By John A. Huffman Jr.
Monday, March 01, 2004
In the beginning when God created the heavens and the earth, the earth was a formless void and darkness covered the face of the deep, while a wind from God swept over the face of the waters.
Tell me, who do you think wrote The Apostles' Creed?
At first blush, the answer seems quite apparent. Obviously, the apostles wrote The Apostles' Creed.

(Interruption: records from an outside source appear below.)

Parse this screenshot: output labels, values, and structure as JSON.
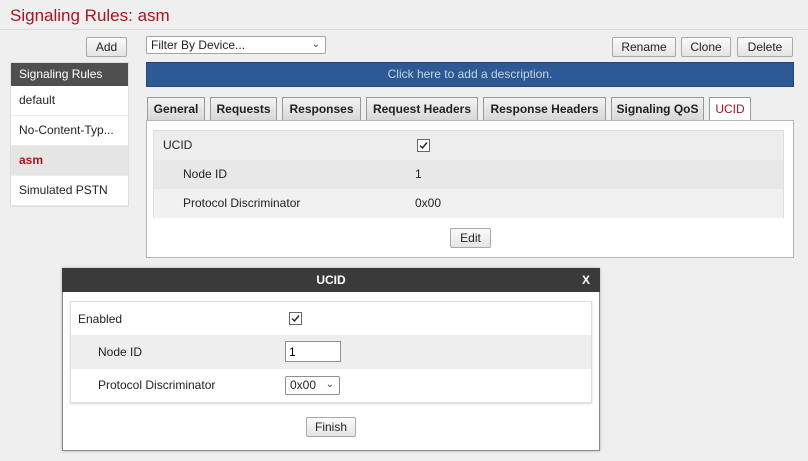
{
  "page": {
    "title": "Signaling Rules: asm"
  },
  "toolbar": {
    "add_label": "Add",
    "filter_select": "Filter By Device...",
    "rename_label": "Rename",
    "clone_label": "Clone",
    "delete_label": "Delete"
  },
  "sidebar": {
    "header": "Signaling Rules",
    "items": [
      {
        "label": "default"
      },
      {
        "label": "No-Content-Typ..."
      },
      {
        "label": "asm"
      },
      {
        "label": "Simulated PSTN"
      }
    ],
    "selected_index": 2
  },
  "description_bar": "Click here to add a description.",
  "tabs": [
    {
      "label": "General"
    },
    {
      "label": "Requests"
    },
    {
      "label": "Responses"
    },
    {
      "label": "Request Headers"
    },
    {
      "label": "Response Headers"
    },
    {
      "label": "Signaling QoS"
    },
    {
      "label": "UCID"
    }
  ],
  "active_tab": "UCID",
  "ucid_panel": {
    "ucid_label": "UCID",
    "ucid_checked": true,
    "node_id_label": "Node ID",
    "node_id_value": "1",
    "protocol_label": "Protocol Discriminator",
    "protocol_value": "0x00",
    "edit_label": "Edit"
  },
  "dialog": {
    "title": "UCID",
    "close_label": "X",
    "enabled_label": "Enabled",
    "enabled_checked": true,
    "node_id_label": "Node ID",
    "node_id_value": "1",
    "protocol_label": "Protocol Discriminator",
    "protocol_value": "0x00",
    "finish_label": "Finish"
  },
  "colors": {
    "title_red": "#a8151f",
    "description_bar": "#2d5a94",
    "sidebar_header": "#4f4f4f",
    "dialog_header": "#3a3a3a"
  }
}
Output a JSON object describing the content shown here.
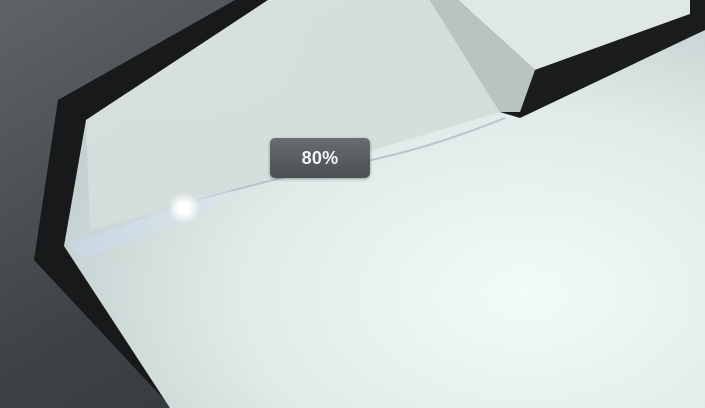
{
  "zoom_indicator": {
    "label": "80%",
    "value_percent": 80
  },
  "colors": {
    "badge_bg": "#585c5e",
    "badge_text": "#f2f4f5",
    "ceiling_white": "#e6f1ef",
    "frame_black": "#17191a",
    "shadow_gray": "#3a3e40"
  }
}
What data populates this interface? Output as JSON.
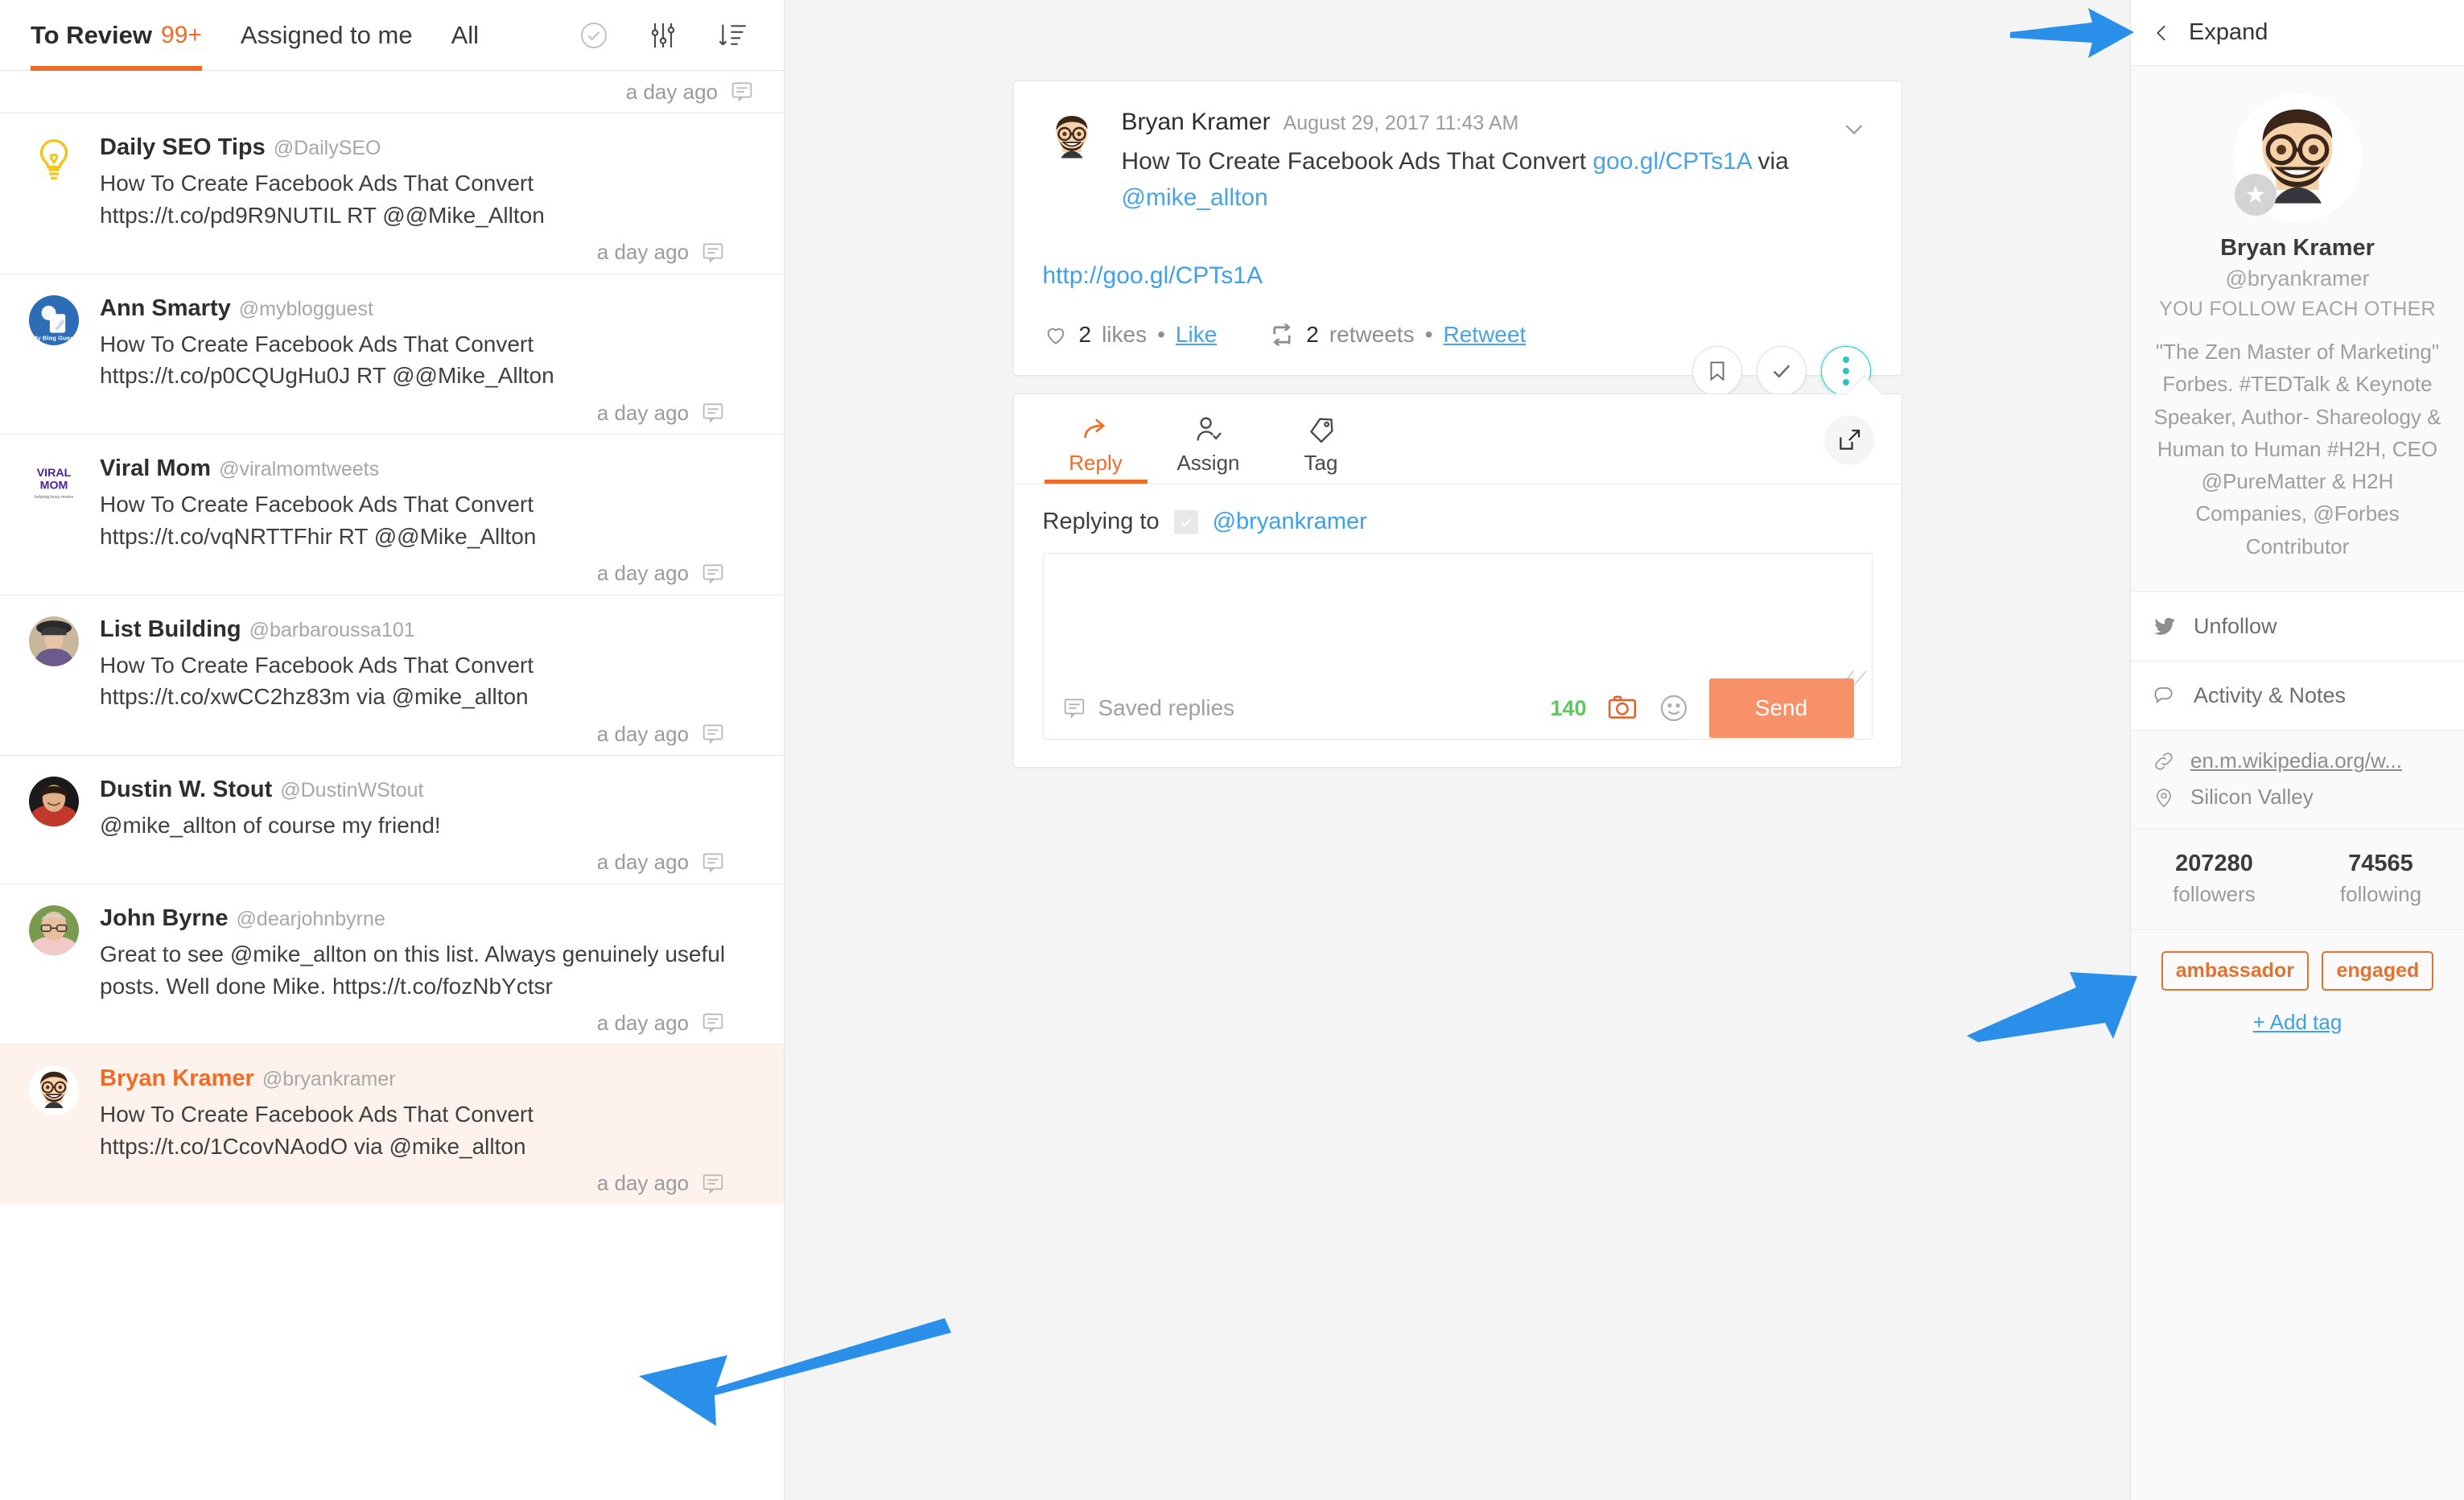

If one does not stop to think more deeply on this, and research its origins, one could quickly buy into this idea.
According to an attractive legend that emerges in several versions, it happened something like this particular version, written several hundred years after the account described:
On the tenth day after the Ascension, the disciples composed the creed.
Peter said, "I believe in God the Father Almighty, maker of heaven and earth."
And Andrew said, "and in Jesus Christ his only Son our Lord."
James added, "suffered under Pontius Pilate, was crucified, dead and buried."
And Thomas said, "He descended into hell and on the third day rose again from the dead."
And James said, "And he ascended into heaven, and sits on the right hand of the Father Almighty."
And Philip added, "Thence he will come to judge the living and the dead."
Bartholomew said, "I believe in the Holy Spirit."
And Matthew added, "the holy catholic church, the communion of saints."
And Simon said, "the remission of sins."
And Thaddeus, "the resurrection of the flesh."
And Matthias concluded, "with the life everlasting."
Wait a second. It is not that easy. It simply didn't happen that way.
The apostles, under the inspiration of the Holy Spirit, had a significant part in conveying to us Scriptures of both the Old and New Testaments as we know them now. They believed the contents that we confess in The Apostles' Creed, but they are not the ones that developed this simple liturgical formulation that we so often recite.
In its generic form, it emerged from a simple, Trinitarian, baptismal declaration of belief in God the Father, God the Son, and God the Holy Spirit, into this more specific credal statement. Although every part of what we declare in it was held as belief by the early church, what we now call The Apostles' Creed evolved through the early centuries, along with other, similar credal statements. By the eighth century, this became the most common expression of individual and corporate faith.
As we now embark on this phrase-by-phrase study, I ask for your prayers. Large, complicated books of theology have been written on each of these phrases, or on the subpoints implied by these phrases. Scholars, much more intellectually gifted and more knowledgeable than I, have dedicated their lives to detailed reflection on these themes. My very sincere effort is to help acquaint you with this historic confession, which embodies the essence of our faith and helps us be better grounded as contemporary disciples of Jesus, to live more aware of the truths of our faith in the relativistic era that marks our existence.